Nvidia Kal-El Video Demo Gives Glimpses of Next-gen Tablet Performance and What 4 CPU Cores and 12 GPU Cores Can Do

Posted on 30 May 2011 By Ben Lang


nvidia kal-elNvidia’s Tegra and Tegra 2 hardware has been quite popular over the last year, bringing powerful CPU and GPU performance to tablets and smartphones in a standardized package. Today, Nvidia is showing off the next version of Tegra, codenamed Kal-El, which will power tomorrow’s tablets and smartphones.

Kal-El is the next iteration of Nvidia’s mobile CPU/GPU series and features the world’s first mobile quad-core CPU, and a whopping dodeca-core GPU (that’s 12, folks!). Nvidia is expecting five times the performance of Tegra 2 out of Kal-El!

They say that seeing is believing:

This impressive video demo shows some intense dynamic lighting and real-time physics. Both lighting and animations are traditionally pre-rendered onto scenes in mobile games and cannot be interacted with in real-time. Nvidia says that Kal-El’s four CPU cores and twelve GPU cores make dynamic lighting and real-time physics animations practical for the first time on mobile devices.

In the demo you’ll watch as the demonstrator disables two of the four CPU cores to simulate how the game would run on a dual-core CPU. The results aren’t very pretty as the cores max-out and the framerate drops to at least half of what it was. Returning to four cores shows each core running around 70% and the game playing very smoothly.
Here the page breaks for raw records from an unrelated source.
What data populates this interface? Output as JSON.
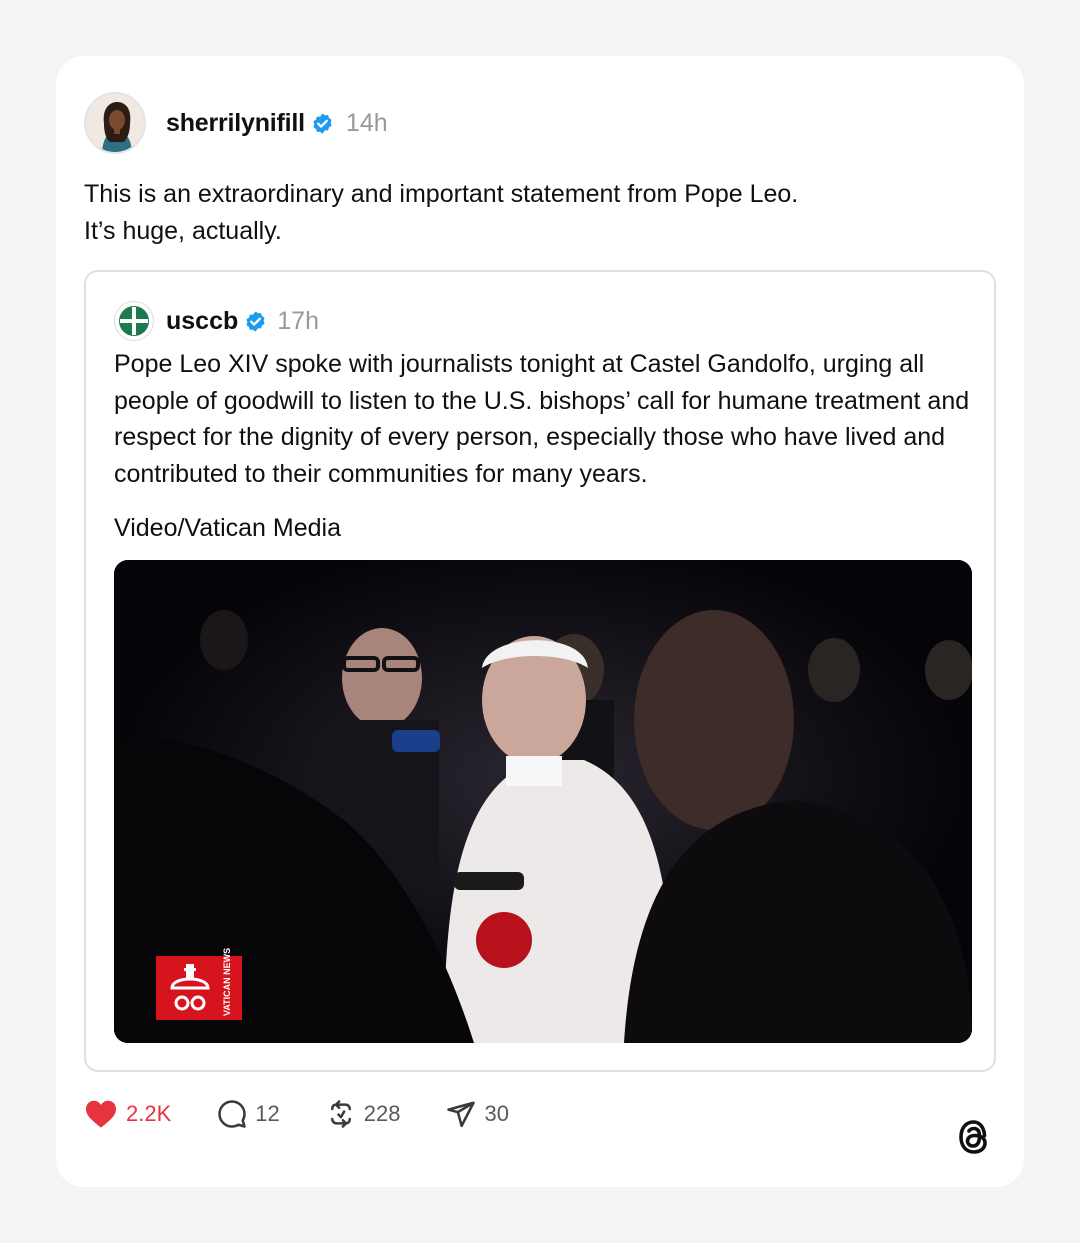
{
  "post": {
    "author": {
      "username": "sherrilynifill",
      "verified": true,
      "time": "14h"
    },
    "text_lines": [
      "This is an extraordinary and important statement from Pope Leo.",
      "It’s huge, actually."
    ],
    "quoted": {
      "author": {
        "username": "usccb",
        "verified": true,
        "time": "17h"
      },
      "text": "Pope Leo XIV spoke with journalists tonight at Castel Gandolfo, urging all people of goodwill to listen to the U.S. bishops’ call for humane treatment and respect for the dignity of every person, especially those who have lived and contributed to their communities for many years.",
      "credit": "Video/Vatican Media",
      "video": {
        "watermark": "VATICAN NEWS"
      }
    },
    "actions": {
      "likes": "2.2K",
      "replies": "12",
      "reposts": "228",
      "shares": "30"
    }
  },
  "colors": {
    "like": "#e5333f",
    "verified": "#1d9bf0",
    "muted": "#999999",
    "vatican_red": "#d7141d",
    "usccb_green": "#1b7a4e"
  },
  "icons": [
    "heart-icon",
    "comment-icon",
    "repost-icon",
    "send-icon",
    "verified-badge-icon",
    "threads-logo-icon"
  ]
}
What’s great is that Nvidia expects the production CPU to be 25-30% faster than the hardware being used for this demonstration!

The game will be available on the Android Marketplace (likely through the Tegra Zone application) once it’s complete.

Nvidia has been sending out Kal-El samples to production customers since February and expect Kal-El devices to begin production this August.

2 Responses to “Nvidia Kal-El Video Demo Gives Glimpses of Next-gen Tablet Performance and What 4 CPU Cores and 12 GPU Cores Can Do”

  1. Aaron Waldron says:

    Definitely cool for games, however I wonder at the per core performance.

    Mobile technology is getting so exciting, and I can’t wait to see what AMD’s rumored platform will do.

  2. Guy says:

    Me concern is, whilst multiple cores can theoretically lower power usage in every day tasks, running all four cores at 70-80% as they are in the video will decimate a standard smartphone battery.